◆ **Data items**
::::::::

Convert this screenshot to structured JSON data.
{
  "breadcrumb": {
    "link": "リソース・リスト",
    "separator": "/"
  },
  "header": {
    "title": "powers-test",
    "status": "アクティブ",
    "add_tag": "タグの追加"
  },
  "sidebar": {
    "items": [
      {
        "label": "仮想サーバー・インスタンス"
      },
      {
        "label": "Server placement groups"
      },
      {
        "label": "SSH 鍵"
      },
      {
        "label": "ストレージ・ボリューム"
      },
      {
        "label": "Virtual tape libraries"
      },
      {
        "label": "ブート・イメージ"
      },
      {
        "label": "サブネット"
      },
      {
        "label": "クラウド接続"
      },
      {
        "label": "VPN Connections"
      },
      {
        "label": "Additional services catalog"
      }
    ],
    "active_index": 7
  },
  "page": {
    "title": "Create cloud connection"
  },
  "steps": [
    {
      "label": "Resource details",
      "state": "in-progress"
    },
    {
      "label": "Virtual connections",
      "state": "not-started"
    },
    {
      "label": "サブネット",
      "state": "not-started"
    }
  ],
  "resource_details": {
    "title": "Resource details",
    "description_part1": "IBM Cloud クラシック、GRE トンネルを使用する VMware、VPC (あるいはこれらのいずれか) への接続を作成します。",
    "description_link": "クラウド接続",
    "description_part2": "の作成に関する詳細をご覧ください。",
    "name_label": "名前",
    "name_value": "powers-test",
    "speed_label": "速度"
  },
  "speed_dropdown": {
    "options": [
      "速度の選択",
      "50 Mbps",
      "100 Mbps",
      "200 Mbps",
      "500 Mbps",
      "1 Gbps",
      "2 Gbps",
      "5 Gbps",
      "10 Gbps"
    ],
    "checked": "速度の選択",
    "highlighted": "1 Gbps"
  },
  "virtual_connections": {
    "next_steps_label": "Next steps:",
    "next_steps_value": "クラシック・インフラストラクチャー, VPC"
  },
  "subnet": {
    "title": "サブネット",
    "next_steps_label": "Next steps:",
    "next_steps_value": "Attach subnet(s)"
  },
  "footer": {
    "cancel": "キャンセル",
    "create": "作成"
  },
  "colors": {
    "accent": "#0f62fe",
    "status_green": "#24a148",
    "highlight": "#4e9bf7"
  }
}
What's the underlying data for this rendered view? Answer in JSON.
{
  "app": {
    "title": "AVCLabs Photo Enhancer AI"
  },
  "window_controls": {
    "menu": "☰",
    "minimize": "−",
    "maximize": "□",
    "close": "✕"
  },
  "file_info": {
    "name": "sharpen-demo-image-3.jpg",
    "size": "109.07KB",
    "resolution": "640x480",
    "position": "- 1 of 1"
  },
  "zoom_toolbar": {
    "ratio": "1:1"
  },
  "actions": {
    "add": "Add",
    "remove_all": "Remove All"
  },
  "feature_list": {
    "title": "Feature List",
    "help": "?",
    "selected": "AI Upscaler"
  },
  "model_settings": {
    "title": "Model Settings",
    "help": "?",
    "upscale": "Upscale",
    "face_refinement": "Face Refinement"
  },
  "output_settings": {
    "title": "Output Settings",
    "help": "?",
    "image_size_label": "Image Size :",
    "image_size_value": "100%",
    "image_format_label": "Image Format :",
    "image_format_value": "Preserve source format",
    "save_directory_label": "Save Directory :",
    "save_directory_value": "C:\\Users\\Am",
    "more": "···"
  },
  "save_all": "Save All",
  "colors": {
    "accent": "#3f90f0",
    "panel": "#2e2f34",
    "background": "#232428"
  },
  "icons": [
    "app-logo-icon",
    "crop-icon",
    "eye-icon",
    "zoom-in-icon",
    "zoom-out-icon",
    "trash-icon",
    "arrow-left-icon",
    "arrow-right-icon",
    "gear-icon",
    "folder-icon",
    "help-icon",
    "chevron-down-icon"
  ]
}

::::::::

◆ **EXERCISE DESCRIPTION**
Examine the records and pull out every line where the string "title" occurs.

◆ **EXERCISE RESULT**
    "title": "powers-test",
    "title": "Create cloud connection"
    "title": "Resource details",
    "title": "サブネット",
    "title": "AVCLabs Photo Enhancer AI"
    "title": "Feature List",
    "title": "Model Settings",
    "title": "Output Settings",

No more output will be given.